The redbreast sunfish is the most abundant sunfish in Atlantic Coastal Plain streams. Like other members of the Centrarchidae family of sunﬁsh, it is a good ﬁghter for its size and excellent to eat.
The body of the redbreast sunﬁsh is deep and compressed but rather elongate for a sunfish. It is olive above, fading to bluish-bronze below; in the spawning season, males have bright orange-red bellies while females are pale orange underneath. There are several light blue streaks radiating from the mouth, and the gill rakers are short and stiff. The lobe or flap on the gill cover is usually long and narrow in adult males and blue-black or completely black all the way to the tip. The pectoral ﬁns are short and roundish, and the opercular flaps are soft and flexible.
Redbreast sunﬁsh grow at a slow rate and may reach lengths of 6 to 8 inches, although they can attain 11 to 12 inches and weigh about a pound. The all-tackle world record is a 1-pound, 12-ounce ﬁsh from Florida in 1984.
Redbreasts spawn in the spring and the summer when they are 2 to 3 years old and as small as 4 inches long. Spawning peaks when water temperatures range from 68° to 82°F. Males build nests in water 1 to 2 feet deep near stumps, logs, rocks, or other protected areas over a sand or gravel bottom; the nests are 30 to 36 inches in diameter and 6 to 8 inches deep.
Their primary food is aquatic insects, but redbreasts also feed on snails, crayﬁsh, small ﬁsh, and occasionally on organic bottom matter.
longear sunﬁsh, redbreast bream, robin, redbelly, sun perch, yellowbelly sunﬁsh.

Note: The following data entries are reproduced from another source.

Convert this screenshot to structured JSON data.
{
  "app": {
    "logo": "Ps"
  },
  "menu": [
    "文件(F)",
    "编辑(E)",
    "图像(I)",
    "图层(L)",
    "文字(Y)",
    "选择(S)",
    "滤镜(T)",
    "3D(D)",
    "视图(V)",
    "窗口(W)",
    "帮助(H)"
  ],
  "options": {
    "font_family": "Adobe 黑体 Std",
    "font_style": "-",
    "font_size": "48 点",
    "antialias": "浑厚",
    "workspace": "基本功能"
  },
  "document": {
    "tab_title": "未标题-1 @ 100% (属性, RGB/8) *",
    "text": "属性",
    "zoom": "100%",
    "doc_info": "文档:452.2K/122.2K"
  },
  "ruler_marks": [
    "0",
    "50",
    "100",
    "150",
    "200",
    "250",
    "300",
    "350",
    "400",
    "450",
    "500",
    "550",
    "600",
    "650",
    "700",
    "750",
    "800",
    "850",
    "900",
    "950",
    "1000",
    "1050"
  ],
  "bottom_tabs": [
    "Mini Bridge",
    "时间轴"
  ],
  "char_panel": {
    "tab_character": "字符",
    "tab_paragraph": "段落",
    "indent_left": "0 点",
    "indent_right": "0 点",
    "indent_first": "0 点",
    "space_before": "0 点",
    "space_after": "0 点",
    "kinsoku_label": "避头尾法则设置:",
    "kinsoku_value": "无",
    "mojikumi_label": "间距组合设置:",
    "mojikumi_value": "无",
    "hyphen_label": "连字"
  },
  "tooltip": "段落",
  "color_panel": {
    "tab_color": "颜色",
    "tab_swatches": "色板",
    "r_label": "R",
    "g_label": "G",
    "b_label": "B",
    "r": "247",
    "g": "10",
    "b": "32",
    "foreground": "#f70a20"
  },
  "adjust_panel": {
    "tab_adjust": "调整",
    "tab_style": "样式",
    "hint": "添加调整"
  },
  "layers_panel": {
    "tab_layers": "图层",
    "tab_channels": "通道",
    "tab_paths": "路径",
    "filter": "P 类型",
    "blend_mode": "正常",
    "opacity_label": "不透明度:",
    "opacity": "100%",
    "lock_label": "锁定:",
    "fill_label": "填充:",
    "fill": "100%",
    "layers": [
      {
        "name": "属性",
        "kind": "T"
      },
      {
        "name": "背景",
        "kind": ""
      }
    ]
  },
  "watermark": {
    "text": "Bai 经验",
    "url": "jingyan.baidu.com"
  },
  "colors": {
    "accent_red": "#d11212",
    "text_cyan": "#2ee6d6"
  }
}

Generally occurring in rivers across the United States and Canada, the original distribution of redbreast sunﬁsh is the Atlantic slope of North America from New Brunswick, Canada, to central Florida, and westward to the Appalachian Mountains; the range now extends to parts of Texas, Oklahoma, Arkansas, and Kentucky. They have been introduced to waters in Mexico, Puerto Rico, and Italy, where they are considered a nuisance due to stunting.
Redbreast sunﬁsh inhabit rocky and sandy pools of creeks and small to medium rivers. They prefer the deeper sections of streams and vegetated lake margins.